Read the report in English (PDF 6.6MB)
Read the report in Spanish (PDF 7.73MB)
Dedrick Muhummad, co-author of The Silent Depression, discusses the report on Democracy Now!
2009 Responsible Wealth Shareholder Resolutions
This year, Responsible Wealth members are filing shareholder resolutions in three areas:
- Shareholder "Say on Pay" on Executive Compensation
- Predatory Lending
Shareholder "Say on Pay" on Executive Compensation
With the $700 billion bailout of Wall Street and the struggles of the U.S. auto industry in the news, exorbitant CEO pay has come under intense scrutiny this year from both shareholders and lawmakers. Responsible Wealth members have expressed their concern through Say on Pay shareholder resolutions, which propose giving shareholders a non-binding vote on the pay of senior executives in the company. Say on Pay allows shareholders to provide valuable input in the formulation of CEO compensation packages by opening up dialogue between top executives and shareholders and holding executives more accountable for the company's long-term performance as reflected in their compensation. In 2008-2009 we filed Say on Pay resolutions at Alcoa, Prudential, Target, Schering-Ploug, Yahoo! and FedEx.

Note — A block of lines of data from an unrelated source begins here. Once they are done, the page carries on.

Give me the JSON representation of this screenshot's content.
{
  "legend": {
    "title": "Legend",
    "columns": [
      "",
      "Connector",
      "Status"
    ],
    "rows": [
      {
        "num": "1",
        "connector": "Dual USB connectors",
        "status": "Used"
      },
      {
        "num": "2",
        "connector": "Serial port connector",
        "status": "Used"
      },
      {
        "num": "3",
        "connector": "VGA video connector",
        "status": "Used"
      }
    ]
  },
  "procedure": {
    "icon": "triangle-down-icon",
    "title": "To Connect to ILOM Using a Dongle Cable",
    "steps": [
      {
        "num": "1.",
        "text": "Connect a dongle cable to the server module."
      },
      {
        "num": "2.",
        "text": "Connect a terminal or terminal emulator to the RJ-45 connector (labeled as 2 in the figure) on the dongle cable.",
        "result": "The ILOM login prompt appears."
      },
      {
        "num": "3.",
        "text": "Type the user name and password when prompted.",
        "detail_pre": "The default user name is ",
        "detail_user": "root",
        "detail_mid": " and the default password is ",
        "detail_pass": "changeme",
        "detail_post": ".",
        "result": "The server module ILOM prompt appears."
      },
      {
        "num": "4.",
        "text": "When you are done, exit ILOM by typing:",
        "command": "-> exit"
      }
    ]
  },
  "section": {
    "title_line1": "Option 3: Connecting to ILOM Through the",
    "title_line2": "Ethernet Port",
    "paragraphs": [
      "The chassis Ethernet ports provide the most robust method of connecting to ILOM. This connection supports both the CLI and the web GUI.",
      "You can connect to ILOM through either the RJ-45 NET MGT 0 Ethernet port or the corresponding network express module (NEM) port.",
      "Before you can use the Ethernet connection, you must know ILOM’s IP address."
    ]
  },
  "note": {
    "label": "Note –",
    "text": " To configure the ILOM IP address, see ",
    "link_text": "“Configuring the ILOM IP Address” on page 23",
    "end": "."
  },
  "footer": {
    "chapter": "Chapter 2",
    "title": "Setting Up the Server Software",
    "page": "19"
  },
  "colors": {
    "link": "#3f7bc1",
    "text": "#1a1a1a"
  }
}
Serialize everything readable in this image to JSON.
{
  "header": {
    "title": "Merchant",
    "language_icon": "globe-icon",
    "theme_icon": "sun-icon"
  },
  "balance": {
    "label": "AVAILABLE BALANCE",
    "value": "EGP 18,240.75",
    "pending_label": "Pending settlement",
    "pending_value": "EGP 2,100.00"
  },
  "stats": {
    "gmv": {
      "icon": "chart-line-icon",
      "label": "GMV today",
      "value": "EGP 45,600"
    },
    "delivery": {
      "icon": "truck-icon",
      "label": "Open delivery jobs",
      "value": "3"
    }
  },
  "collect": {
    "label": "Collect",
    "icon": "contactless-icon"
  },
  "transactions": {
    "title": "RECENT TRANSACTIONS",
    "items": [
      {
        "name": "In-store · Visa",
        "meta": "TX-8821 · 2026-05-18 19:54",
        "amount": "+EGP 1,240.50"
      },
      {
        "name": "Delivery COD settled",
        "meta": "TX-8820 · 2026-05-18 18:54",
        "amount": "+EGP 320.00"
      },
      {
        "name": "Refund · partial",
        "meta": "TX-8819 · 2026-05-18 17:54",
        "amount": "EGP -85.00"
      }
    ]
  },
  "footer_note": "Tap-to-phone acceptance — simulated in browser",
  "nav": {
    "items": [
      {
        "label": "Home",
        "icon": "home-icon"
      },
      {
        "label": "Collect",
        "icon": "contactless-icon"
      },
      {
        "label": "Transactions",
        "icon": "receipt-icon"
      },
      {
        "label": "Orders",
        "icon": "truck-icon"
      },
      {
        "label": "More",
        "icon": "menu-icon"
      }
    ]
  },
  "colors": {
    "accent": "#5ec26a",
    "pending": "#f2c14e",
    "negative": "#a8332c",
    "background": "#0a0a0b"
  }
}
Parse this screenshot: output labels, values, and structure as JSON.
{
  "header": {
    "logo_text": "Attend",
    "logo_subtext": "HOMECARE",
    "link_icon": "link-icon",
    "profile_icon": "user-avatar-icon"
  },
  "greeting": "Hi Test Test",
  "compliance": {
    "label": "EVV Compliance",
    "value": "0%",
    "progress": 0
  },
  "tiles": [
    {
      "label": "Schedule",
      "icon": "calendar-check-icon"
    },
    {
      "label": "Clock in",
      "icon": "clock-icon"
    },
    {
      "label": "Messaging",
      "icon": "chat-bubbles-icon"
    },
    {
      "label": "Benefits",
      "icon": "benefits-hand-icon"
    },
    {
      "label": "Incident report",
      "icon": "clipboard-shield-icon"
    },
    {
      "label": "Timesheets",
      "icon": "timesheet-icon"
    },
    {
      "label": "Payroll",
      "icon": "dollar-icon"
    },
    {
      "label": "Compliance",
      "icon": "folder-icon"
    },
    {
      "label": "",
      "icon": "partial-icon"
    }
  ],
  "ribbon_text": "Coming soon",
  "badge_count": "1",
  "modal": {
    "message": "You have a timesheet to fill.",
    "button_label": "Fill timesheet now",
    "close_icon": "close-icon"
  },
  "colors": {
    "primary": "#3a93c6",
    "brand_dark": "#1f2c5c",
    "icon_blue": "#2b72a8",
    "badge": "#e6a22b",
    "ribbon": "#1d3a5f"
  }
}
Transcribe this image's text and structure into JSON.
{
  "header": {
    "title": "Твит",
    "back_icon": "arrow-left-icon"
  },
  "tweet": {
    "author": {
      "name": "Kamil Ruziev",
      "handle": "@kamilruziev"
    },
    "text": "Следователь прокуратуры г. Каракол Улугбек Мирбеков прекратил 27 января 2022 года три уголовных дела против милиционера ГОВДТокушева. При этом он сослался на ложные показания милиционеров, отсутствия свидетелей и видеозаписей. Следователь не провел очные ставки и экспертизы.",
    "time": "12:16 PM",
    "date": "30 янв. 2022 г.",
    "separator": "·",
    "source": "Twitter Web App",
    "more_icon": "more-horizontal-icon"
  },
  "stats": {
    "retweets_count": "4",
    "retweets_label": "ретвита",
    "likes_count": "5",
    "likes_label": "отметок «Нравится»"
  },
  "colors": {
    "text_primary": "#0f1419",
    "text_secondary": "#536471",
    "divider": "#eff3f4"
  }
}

The sub-prime lending industry, the dominant financial service provider in low-income communities and among people of color and the elderly, had been the fastest growing part of the financial services industry until the housing bubble began to burst in late 2007. Fair housing activists have identified several abusive lending practices, termed "predatory lending." Among these practices are: charging excessive interest rates relative to the credit risk of the borrower, excessive fees, significant pre-payment penalties (a practice virtually eliminated in conventional mortgage markets), and aggressive marketing practices that result in loan-flipping. The Coalition for Responsible Lending estimates that predatory practices cost borrowers $9 billion a year. These risky lending practices have played a critical role in the crippling of the financial sector, including over 20 bank failures in 2008. In 2008-2009, Responsible Wealth is filing a resolution addressing subprime lending practices at Wells Fargo Bank.
The Community Reinvestment Act requires banking institutions to appropriately address the needs of the communities in which they operate, which include urban, low-income, and immigrant communities. However, the act does not apply to wire transfer providers, such as Western Union. Therefore, Responsible Wealth has teamed up with TIGRA (Transnational Immigrant Grassroots Research and Action) to file a resolution asking that Western Union put more at stake in the low-income communities in which they operate through developing long-term programs that meet the needs of those communities. These programs could help ease the tremendous burden that monthly remittances have on the income of immigrant workers.
Please follow the links below to see the text of the 2009 resolutions.
|Alcoa||Say on Pay||Resolution|
|Prudential||Say on Pay||Resolution|
|Schering-Plough||Say on Pay||Resolution|
|Target||Say on Pay||Resolution|
|Yahoo!||Say on Pay||Resolution|
|FedEx||Say on Pay||Resolution|
|Wells Fargo||Racial Disparities in Mortgage Lending||Resolution|
|Western Union||Community Reinvestment Policy||Resolution|
To file or co-file a shareholder resolution, a stockholder must have owned a minimum of $2,000 worth of the company's stock continuously for at least one year. In addition to filing resolutions, Responsible Wealth members also co-file resolutions that are filed by others and assign their proxies to allow others to represent them at annual meetings.
If you are interested in participating in Responsible Wealth's shareholder work, please contact Mike Lapham, Responsible Wealth Project Director at firstname.lastname@example.org or 617-423-2148 x112. For media inquiries, please contact Mazher Ali, Communications Coordinator at email@example.com or 617-423-2148 x101.